### [Assignment]
Every record is to be returned as written, with no omissions.

[[ Material for the task, beginning ]]

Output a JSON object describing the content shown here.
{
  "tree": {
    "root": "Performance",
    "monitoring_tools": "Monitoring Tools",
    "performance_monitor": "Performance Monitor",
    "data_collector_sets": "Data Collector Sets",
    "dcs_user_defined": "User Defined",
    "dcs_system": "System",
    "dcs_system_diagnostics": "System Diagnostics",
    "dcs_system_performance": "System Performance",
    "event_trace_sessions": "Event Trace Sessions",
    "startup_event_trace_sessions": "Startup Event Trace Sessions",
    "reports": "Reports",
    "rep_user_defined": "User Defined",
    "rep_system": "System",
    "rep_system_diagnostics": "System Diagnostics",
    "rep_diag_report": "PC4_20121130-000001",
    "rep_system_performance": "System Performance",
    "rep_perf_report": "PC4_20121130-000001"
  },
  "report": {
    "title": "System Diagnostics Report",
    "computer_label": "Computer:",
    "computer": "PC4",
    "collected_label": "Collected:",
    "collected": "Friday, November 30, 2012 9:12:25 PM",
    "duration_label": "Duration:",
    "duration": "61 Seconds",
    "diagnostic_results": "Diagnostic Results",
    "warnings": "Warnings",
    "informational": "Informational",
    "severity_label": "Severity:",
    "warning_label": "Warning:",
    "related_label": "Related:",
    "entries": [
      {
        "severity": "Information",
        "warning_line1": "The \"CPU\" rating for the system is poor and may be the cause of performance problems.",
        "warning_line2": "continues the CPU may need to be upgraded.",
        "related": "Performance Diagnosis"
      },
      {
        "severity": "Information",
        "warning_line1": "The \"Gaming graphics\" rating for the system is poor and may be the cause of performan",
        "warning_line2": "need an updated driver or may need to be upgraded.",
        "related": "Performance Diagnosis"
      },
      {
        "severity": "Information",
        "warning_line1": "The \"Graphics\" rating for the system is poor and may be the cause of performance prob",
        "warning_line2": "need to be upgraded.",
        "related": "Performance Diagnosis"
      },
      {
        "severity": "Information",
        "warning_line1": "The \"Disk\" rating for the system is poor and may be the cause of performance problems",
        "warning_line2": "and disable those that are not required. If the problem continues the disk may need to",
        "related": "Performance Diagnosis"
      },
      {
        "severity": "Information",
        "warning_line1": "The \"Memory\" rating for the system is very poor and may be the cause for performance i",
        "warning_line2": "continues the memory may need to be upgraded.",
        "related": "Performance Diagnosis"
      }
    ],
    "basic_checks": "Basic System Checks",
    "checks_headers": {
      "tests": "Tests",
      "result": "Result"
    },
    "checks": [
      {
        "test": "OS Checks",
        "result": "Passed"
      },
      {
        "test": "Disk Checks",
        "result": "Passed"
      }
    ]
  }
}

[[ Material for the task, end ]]

### [Exercise answer]
Output a JSON object describing the content shown here.
{
  "tree": {
    "root": "Performance",
    "monitoring_tools": "Monitoring Tools",
    "performance_monitor": "Performance Monitor",
    "data_collector_sets": "Data Collector Sets",
    "dcs_user_defined": "User Defined",
    "dcs_system": "System",
    "dcs_system_diagnostics": "System Diagnostics",
    "dcs_system_performance": "System Performance",
    "event_trace_sessions": "Event Trace Sessions",
    "startup_event_trace_sessions": "Startup Event Trace Sessions",
    "reports": "Reports",
    "rep_user_defined": "User Defined",
    "rep_system": "System",
    "rep_system_diagnostics": "System Diagnostics",
    "rep_diag_report": "PC4_20121130-000001",
    "rep_system_performance": "System Performance",
    "rep_perf_report": "PC4_20121130-000001"
  },
  "report": {
    "title": "System Diagnostics Report",
    "computer_label": "Computer:",
    "computer": "PC4",
    "collected_label": "Collected:",
    "collected": "Friday, November 30, 2012 9:12:25 PM",
    "duration_label": "Duration:",
    "duration": "61 Seconds",
    "diagnostic_results": "Diagnostic Results",
    "warnings": "Warnings",
    "informational": "Informational",
    "severity_label": "Severity:",
    "warning_label": "Warning:",
    "related_label": "Related:",
    "entries": [
      {
        "severity": "Information",
        "warning_line1": "The \"CPU\" rating for the system is poor and may be the cause of performance problems.",
        "warning_line2": "continues the CPU may need to be upgraded.",
        "related": "Performance Diagnosis"
      },
      {
        "severity": "Information",
        "warning_line1": "The \"Gaming graphics\" rating for the system is poor and may be the cause of performan",
        "warning_line2": "need an updated driver or may need to be upgraded.",
        "related": "Performance Diagnosis"
      },
      {
        "severity": "Information",
        "warning_line1": "The \"Graphics\" rating for the system is poor and may be the cause of performance prob",
        "warning_line2": "need to be upgraded.",
        "related": "Performance Diagnosis"
      },
      {
        "severity": "Information",
        "warning_line1": "The \"Disk\" rating for the system is poor and may be the cause of performance problems",
        "warning_line2": "and disable those that are not required. If the problem continues the disk may need to",
        "related": "Performance Diagnosis"
      },
      {
        "severity": "Information",
        "warning_line1": "The \"Memory\" rating for the system is very poor and may be the cause for performance i",
        "warning_line2": "continues the memory may need to be upgraded.",
        "related": "Performance Diagnosis"
      }
    ],
    "basic_checks": "Basic System Checks",
    "checks_headers": {
      "tests": "Tests",
      "result": "Result"
    },
    "checks": [
      {
        "test": "OS Checks",
        "result": "Passed"
      },
      {
        "test": "Disk Checks",
        "result": "Passed"
      }
    ]
  }
}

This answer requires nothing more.